§ Assignment: An exact, complete copy of the data is all that is needed.

(Data to examine begins)

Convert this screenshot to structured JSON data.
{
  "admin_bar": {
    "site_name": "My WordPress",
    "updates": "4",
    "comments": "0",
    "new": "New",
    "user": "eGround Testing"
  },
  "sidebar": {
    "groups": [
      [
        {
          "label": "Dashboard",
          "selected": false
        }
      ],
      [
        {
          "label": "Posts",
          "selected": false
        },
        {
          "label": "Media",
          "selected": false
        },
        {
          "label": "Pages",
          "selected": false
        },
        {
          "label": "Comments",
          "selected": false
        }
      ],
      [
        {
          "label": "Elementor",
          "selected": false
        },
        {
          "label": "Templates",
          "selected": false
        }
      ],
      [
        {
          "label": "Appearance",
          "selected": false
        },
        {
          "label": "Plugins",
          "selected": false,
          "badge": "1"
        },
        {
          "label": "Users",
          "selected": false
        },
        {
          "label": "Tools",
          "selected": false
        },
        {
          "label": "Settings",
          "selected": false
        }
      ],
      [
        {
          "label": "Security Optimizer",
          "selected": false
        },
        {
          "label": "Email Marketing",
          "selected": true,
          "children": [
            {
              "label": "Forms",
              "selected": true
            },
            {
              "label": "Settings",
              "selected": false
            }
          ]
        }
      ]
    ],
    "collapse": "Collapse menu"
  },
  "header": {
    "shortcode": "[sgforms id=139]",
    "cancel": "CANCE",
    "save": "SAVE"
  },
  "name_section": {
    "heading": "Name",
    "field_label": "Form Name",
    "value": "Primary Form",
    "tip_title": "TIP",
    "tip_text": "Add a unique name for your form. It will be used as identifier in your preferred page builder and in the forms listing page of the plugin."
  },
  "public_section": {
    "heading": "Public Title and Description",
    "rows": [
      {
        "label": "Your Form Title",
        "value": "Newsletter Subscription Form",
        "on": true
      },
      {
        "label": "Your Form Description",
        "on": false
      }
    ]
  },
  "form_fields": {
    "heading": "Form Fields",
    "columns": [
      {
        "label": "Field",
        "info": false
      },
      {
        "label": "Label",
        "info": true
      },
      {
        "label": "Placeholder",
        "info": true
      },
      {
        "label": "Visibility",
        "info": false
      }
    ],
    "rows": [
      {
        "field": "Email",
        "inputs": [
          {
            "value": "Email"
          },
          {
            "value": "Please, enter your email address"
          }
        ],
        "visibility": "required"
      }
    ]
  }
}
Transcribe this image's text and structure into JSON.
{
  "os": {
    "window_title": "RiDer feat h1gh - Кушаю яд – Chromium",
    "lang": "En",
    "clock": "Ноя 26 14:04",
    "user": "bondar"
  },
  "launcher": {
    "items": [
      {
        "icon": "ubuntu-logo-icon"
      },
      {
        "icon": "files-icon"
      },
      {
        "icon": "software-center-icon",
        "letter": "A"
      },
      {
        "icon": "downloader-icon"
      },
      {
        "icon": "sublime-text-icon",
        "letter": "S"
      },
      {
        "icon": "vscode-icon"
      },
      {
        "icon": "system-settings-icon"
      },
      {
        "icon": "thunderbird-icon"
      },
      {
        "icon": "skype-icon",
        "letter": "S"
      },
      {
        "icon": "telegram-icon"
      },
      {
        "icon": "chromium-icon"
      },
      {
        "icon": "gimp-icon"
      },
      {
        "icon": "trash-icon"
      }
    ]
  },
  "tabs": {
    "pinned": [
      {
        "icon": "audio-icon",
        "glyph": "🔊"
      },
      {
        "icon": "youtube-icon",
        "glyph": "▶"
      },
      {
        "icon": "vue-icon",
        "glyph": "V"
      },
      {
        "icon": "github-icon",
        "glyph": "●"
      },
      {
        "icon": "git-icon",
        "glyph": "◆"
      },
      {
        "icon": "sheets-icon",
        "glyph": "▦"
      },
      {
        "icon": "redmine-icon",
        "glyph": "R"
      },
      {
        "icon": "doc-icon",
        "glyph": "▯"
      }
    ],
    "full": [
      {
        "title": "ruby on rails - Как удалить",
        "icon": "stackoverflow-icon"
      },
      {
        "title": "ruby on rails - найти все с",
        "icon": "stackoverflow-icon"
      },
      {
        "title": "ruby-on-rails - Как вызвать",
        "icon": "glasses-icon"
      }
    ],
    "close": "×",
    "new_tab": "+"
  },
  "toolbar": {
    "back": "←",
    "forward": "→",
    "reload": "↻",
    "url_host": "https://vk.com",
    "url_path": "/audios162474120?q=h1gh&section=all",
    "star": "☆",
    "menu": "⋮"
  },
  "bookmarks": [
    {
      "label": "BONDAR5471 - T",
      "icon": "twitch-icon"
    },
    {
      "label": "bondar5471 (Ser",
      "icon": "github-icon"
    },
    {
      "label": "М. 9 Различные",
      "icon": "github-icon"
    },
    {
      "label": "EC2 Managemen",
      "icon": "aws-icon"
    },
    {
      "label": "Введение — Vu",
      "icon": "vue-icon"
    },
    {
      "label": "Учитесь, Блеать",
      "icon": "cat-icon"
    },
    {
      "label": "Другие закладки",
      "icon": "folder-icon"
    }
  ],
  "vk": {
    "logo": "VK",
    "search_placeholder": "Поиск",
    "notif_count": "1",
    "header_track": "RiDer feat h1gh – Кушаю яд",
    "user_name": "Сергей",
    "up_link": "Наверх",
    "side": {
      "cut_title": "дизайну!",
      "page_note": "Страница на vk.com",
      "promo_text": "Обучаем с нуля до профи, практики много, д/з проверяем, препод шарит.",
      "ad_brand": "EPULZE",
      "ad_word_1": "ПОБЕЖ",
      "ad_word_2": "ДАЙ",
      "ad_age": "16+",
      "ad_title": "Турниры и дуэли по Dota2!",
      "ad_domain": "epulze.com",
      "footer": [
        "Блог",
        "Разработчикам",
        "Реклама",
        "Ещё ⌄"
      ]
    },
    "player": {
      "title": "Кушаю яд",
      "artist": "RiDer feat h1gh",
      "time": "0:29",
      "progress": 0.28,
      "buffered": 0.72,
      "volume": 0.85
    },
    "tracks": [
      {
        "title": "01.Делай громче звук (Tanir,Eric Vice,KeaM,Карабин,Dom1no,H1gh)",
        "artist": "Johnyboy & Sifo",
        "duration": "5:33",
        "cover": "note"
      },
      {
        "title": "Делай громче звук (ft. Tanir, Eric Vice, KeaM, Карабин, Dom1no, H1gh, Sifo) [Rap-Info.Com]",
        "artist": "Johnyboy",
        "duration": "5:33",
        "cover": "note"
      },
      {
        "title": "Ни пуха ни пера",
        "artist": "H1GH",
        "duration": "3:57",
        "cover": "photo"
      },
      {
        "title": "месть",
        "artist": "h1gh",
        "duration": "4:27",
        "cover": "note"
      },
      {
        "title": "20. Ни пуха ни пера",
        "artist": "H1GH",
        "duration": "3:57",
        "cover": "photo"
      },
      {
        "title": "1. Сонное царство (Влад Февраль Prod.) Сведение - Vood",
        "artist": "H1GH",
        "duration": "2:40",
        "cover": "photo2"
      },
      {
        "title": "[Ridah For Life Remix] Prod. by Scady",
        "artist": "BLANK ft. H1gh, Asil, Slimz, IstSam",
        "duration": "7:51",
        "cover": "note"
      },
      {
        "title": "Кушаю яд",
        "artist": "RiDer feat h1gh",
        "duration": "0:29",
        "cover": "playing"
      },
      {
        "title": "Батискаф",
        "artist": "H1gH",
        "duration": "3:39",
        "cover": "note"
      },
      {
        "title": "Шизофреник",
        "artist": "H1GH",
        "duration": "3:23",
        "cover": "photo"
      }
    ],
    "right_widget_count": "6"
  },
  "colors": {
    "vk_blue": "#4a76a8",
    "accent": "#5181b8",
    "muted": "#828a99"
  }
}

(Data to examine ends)

§ Result for this exercise:
Convert this screenshot to structured JSON data.
{
  "admin_bar": {
    "site_name": "My WordPress",
    "updates": "4",
    "comments": "0",
    "new": "New",
    "user": "eGround Testing"
  },
  "sidebar": {
    "groups": [
      [
        {
          "label": "Dashboard",
          "selected": false
        }
      ],
      [
        {
          "label": "Posts",
          "selected": false
        },
        {
          "label": "Media",
          "selected": false
        },
        {
          "label": "Pages",
          "selected": false
        },
        {
          "label": "Comments",
          "selected": false
        }
      ],
      [
        {
          "label": "Elementor",
          "selected": false
        },
        {
          "label": "Templates",
          "selected": false
        }
      ],
      [
        {
          "label": "Appearance",
          "selected": false
        },
        {
          "label": "Plugins",
          "selected": false,
          "badge": "1"
        },
        {
          "label": "Users",
          "selected": false
        },
        {
          "label": "Tools",
          "selected": false
        },
        {
          "label": "Settings",
          "selected": false
        }
      ],
      [
        {
          "label": "Security Optimizer",
          "selected": false
        },
        {
          "label": "Email Marketing",
          "selected": true,
          "children": [
            {
              "label": "Forms",
              "selected": true
            },
            {
              "label": "Settings",
              "selected": false
            }
          ]
        }
      ]
    ],
    "collapse": "Collapse menu"
  },
  "header": {
    "shortcode": "[sgforms id=139]",
    "cancel": "CANCE",
    "save": "SAVE"
  },
  "name_section": {
    "heading": "Name",
    "field_label": "Form Name",
    "value": "Primary Form",
    "tip_title": "TIP",
    "tip_text": "Add a unique name for your form. It will be used as identifier in your preferred page builder and in the forms listing page of the plugin."
  },
  "public_section": {
    "heading": "Public Title and Description",
    "rows": [
      {
        "label": "Your Form Title",
        "value": "Newsletter Subscription Form",
        "on": true
      },
      {
        "label": "Your Form Description",
        "on": false
      }
    ]
  },
  "form_fields": {
    "heading": "Form Fields",
    "columns": [
      {
        "label": "Field",
        "info": false
      },
      {
        "label": "Label",
        "info": true
      },
      {
        "label": "Placeholder",
        "info": true
      },
      {
        "label": "Visibility",
        "info": false
      }
    ],
    "rows": [
      {
        "field": "Email",
        "inputs": [
          {
            "value": "Email"
          },
          {
            "value": "Please, enter your email address"
          }
        ],
        "visibility": "required"
      }
    ]
  }
}
Transcribe this image's text and structure into JSON.
{
  "os": {
    "window_title": "RiDer feat h1gh - Кушаю яд – Chromium",
    "lang": "En",
    "clock": "Ноя 26 14:04",
    "user": "bondar"
  },
  "launcher": {
    "items": [
      {
        "icon": "ubuntu-logo-icon"
      },
      {
        "icon": "files-icon"
      },
      {
        "icon": "software-center-icon",
        "letter": "A"
      },
      {
        "icon": "downloader-icon"
      },
      {
        "icon": "sublime-text-icon",
        "letter": "S"
      },
      {
        "icon": "vscode-icon"
      },
      {
        "icon": "system-settings-icon"
      },
      {
        "icon": "thunderbird-icon"
      },
      {
        "icon": "skype-icon",
        "letter": "S"
      },
      {
        "icon": "telegram-icon"
      },
      {
        "icon": "chromium-icon"
      },
      {
        "icon": "gimp-icon"
      },
      {
        "icon": "trash-icon"
      }
    ]
  },
  "tabs": {
    "pinned": [
      {
        "icon": "audio-icon",
        "glyph": "🔊"
      },
      {
        "icon": "youtube-icon",
        "glyph": "▶"
      },
      {
        "icon": "vue-icon",
        "glyph": "V"
      },
      {
        "icon": "github-icon",
        "glyph": "●"
      },
      {
        "icon": "git-icon",
        "glyph": "◆"
      },
      {
        "icon": "sheets-icon",
        "glyph": "▦"
      },
      {
        "icon": "redmine-icon",
        "glyph": "R"
      },
      {
        "icon": "doc-icon",
        "glyph": "▯"
      }
    ],
    "full": [
      {
        "title": "ruby on rails - Как удалить",
        "icon": "stackoverflow-icon"
      },
      {
        "title": "ruby on rails - найти все с",
        "icon": "stackoverflow-icon"
      },
      {
        "title": "ruby-on-rails - Как вызвать",
        "icon": "glasses-icon"
      }
    ],
    "close": "×",
    "new_tab": "+"
  },
  "toolbar": {
    "back": "←",
    "forward": "→",
    "reload": "↻",
    "url_host": "https://vk.com",
    "url_path": "/audios162474120?q=h1gh&section=all",
    "star": "☆",
    "menu": "⋮"
  },
  "bookmarks": [
    {
      "label": "BONDAR5471 - T",
      "icon": "twitch-icon"
    },
    {
      "label": "bondar5471 (Ser",
      "icon": "github-icon"
    },
    {
      "label": "М. 9 Различные",
      "icon": "github-icon"
    },
    {
      "label": "EC2 Managemen",
      "icon": "aws-icon"
    },
    {
      "label": "Введение — Vu",
      "icon": "vue-icon"
    },
    {
      "label": "Учитесь, Блеать",
      "icon": "cat-icon"
    },
    {
      "label": "Другие закладки",
      "icon": "folder-icon"
    }
  ],
  "vk": {
    "logo": "VK",
    "search_placeholder": "Поиск",
    "notif_count": "1",
    "header_track": "RiDer feat h1gh – Кушаю яд",
    "user_name": "Сергей",
    "up_link": "Наверх",
    "side": {
      "cut_title": "дизайну!",
      "page_note": "Страница на vk.com",
      "promo_text": "Обучаем с нуля до профи, практики много, д/з проверяем, препод шарит.",
      "ad_brand": "EPULZE",
      "ad_word_1": "ПОБЕЖ",
      "ad_word_2": "ДАЙ",
      "ad_age": "16+",
      "ad_title": "Турниры и дуэли по Dota2!",
      "ad_domain": "epulze.com",
      "footer": [
        "Блог",
        "Разработчикам",
        "Реклама",
        "Ещё ⌄"
      ]
    },
    "player": {
      "title": "Кушаю яд",
      "artist": "RiDer feat h1gh",
      "time": "0:29",
      "progress": 0.28,
      "buffered": 0.72,
      "volume": 0.85
    },
    "tracks": [
      {
        "title": "01.Делай громче звук (Tanir,Eric Vice,KeaM,Карабин,Dom1no,H1gh)",
        "artist": "Johnyboy & Sifo",
        "duration": "5:33",
        "cover": "note"
      },
      {
        "title": "Делай громче звук (ft. Tanir, Eric Vice, KeaM, Карабин, Dom1no, H1gh, Sifo) [Rap-Info.Com]",
        "artist": "Johnyboy",
        "duration": "5:33",
        "cover": "note"
      },
      {
        "title": "Ни пуха ни пера",
        "artist": "H1GH",
        "duration": "3:57",
        "cover": "photo"
      },
      {
        "title": "месть",
        "artist": "h1gh",
        "duration": "4:27",
        "cover": "note"
      },
      {
        "title": "20. Ни пуха ни пера",
        "artist": "H1GH",
        "duration": "3:57",
        "cover": "photo"
      },
      {
        "title": "1. Сонное царство (Влад Февраль Prod.) Сведение - Vood",
        "artist": "H1GH",
        "duration": "2:40",
        "cover": "photo2"
      },
      {
        "title": "[Ridah For Life Remix] Prod. by Scady",
        "artist": "BLANK ft. H1gh, Asil, Slimz, IstSam",
        "duration": "7:51",
        "cover": "note"
      },
      {
        "title": "Кушаю яд",
        "artist": "RiDer feat h1gh",
        "duration": "0:29",
        "cover": "playing"
      },
      {
        "title": "Батискаф",
        "artist": "H1gH",
        "duration": "3:39",
        "cover": "note"
      },
      {
        "title": "Шизофреник",
        "artist": "H1GH",
        "duration": "3:23",
        "cover": "photo"
      }
    ],
    "right_widget_count": "6"
  },
  "colors": {
    "vk_blue": "#4a76a8",
    "accent": "#5181b8",
    "muted": "#828a99"
  }
}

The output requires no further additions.